*** EXERCISE MATERIALS ***

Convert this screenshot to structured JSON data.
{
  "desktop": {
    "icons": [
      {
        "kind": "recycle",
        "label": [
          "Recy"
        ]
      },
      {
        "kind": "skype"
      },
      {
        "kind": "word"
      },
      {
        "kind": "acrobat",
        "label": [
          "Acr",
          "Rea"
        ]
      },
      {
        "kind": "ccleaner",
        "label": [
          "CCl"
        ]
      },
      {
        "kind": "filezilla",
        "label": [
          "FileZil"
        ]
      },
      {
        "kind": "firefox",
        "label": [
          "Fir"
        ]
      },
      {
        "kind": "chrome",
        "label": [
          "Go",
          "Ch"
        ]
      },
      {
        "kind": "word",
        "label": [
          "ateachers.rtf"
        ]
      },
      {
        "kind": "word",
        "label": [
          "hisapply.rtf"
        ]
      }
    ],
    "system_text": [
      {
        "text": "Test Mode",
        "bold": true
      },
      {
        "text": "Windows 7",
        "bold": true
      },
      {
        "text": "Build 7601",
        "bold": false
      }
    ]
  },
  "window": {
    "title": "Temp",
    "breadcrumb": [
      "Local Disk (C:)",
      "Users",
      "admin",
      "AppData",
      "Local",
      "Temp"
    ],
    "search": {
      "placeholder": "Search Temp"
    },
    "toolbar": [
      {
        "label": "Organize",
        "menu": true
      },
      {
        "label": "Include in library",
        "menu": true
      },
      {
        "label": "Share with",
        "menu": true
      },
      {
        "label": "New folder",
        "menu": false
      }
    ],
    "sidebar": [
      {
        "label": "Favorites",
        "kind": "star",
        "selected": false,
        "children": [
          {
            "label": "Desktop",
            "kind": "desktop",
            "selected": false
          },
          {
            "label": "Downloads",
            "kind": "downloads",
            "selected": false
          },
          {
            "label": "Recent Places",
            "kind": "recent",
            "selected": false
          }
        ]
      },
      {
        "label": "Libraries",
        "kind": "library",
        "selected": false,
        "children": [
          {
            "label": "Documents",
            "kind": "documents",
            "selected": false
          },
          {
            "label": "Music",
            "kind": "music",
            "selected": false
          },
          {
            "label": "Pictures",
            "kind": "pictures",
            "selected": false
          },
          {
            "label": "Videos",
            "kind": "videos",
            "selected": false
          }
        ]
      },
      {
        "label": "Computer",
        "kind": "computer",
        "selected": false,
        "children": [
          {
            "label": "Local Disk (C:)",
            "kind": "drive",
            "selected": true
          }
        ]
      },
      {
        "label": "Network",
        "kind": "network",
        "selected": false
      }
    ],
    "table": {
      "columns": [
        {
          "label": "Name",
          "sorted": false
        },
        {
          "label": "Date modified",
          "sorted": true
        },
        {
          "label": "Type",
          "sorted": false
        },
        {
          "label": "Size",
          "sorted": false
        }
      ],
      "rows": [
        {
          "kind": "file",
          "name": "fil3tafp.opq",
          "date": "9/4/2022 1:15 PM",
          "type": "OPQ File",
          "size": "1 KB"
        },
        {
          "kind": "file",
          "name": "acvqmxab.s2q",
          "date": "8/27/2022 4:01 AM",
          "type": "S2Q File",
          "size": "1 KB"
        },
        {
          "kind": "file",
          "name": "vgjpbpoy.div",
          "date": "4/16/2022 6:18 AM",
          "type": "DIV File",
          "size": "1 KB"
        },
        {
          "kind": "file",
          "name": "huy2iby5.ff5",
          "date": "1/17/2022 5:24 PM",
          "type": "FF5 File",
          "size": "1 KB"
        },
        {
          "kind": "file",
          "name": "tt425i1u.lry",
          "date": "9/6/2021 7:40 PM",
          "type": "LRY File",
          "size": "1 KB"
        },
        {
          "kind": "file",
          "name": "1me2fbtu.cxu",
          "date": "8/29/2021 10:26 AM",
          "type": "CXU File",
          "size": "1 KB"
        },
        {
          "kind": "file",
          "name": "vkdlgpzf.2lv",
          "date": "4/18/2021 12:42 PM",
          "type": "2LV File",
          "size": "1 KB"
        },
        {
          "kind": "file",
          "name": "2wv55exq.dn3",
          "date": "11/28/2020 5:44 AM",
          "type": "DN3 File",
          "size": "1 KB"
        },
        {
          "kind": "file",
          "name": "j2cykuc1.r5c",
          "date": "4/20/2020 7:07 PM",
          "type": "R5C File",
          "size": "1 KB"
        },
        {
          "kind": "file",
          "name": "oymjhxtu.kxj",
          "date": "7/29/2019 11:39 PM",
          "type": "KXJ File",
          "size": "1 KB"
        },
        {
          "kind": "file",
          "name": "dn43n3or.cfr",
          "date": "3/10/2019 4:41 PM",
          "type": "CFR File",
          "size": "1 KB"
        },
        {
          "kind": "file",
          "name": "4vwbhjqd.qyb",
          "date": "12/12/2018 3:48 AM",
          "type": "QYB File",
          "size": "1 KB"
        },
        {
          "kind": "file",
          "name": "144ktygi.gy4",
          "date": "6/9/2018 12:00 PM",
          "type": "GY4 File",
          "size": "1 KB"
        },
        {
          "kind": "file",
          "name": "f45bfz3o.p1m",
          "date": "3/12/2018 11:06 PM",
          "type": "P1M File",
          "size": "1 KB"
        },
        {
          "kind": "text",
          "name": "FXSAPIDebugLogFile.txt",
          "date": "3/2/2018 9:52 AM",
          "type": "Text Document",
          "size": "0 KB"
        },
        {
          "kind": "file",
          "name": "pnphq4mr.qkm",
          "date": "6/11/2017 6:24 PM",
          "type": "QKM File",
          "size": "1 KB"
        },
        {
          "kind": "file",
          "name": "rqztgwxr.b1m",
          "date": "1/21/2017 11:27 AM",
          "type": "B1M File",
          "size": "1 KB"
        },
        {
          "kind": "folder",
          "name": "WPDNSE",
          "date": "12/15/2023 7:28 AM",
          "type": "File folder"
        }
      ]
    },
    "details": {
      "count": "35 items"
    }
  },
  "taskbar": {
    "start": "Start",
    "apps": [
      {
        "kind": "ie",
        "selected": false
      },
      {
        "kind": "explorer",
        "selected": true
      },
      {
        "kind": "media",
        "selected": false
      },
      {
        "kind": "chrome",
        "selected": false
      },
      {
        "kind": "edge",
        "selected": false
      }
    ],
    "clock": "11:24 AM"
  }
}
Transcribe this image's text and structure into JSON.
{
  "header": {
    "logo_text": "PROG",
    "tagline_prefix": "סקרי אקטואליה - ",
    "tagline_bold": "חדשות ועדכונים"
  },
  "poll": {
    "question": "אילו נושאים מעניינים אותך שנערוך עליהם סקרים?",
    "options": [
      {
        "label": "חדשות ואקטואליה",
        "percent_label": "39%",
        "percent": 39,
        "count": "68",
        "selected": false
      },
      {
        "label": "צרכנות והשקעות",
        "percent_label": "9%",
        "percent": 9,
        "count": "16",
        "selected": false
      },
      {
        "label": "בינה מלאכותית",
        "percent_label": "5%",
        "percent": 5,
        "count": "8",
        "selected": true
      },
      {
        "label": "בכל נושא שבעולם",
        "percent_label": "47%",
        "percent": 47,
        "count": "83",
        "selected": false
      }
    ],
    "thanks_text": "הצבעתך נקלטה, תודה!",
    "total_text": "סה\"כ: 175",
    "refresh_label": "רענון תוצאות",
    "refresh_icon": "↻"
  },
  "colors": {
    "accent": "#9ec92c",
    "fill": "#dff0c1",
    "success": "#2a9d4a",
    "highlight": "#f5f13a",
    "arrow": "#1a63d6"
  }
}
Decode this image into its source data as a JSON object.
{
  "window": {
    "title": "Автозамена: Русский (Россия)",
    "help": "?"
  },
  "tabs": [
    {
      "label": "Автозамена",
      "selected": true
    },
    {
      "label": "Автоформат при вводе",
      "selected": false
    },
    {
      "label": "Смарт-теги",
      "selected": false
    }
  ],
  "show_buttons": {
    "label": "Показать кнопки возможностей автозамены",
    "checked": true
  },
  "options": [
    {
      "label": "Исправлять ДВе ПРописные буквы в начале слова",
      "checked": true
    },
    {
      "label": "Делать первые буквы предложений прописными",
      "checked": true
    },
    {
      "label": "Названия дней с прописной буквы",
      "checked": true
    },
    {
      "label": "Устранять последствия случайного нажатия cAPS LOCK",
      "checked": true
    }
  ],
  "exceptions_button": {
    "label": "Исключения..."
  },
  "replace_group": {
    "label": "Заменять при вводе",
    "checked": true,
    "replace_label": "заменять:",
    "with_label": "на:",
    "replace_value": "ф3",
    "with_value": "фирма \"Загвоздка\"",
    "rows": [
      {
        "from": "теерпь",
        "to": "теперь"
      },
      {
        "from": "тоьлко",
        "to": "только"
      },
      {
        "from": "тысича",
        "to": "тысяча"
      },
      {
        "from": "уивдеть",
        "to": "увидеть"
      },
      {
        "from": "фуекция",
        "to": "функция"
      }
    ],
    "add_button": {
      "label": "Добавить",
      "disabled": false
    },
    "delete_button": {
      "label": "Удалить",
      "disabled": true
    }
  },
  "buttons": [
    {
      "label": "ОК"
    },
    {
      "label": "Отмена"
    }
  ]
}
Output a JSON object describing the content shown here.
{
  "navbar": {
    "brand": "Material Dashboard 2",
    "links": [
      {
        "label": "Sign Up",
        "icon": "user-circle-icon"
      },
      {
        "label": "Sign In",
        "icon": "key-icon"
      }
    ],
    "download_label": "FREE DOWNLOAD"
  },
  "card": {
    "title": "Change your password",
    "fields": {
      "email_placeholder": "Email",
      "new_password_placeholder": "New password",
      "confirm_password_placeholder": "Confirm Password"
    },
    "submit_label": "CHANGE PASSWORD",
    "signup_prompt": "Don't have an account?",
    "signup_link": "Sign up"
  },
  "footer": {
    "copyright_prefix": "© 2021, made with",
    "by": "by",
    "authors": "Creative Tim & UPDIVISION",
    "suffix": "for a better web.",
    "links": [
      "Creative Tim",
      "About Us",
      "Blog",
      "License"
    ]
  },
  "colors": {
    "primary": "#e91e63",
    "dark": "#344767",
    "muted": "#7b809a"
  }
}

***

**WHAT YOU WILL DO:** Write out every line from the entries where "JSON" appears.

**THE ANSWER:**
Convert this screenshot to structured JSON data.
Transcribe this image's text and structure into JSON.
Decode this image into its source data as a JSON object.
Output a JSON object describing the content shown here.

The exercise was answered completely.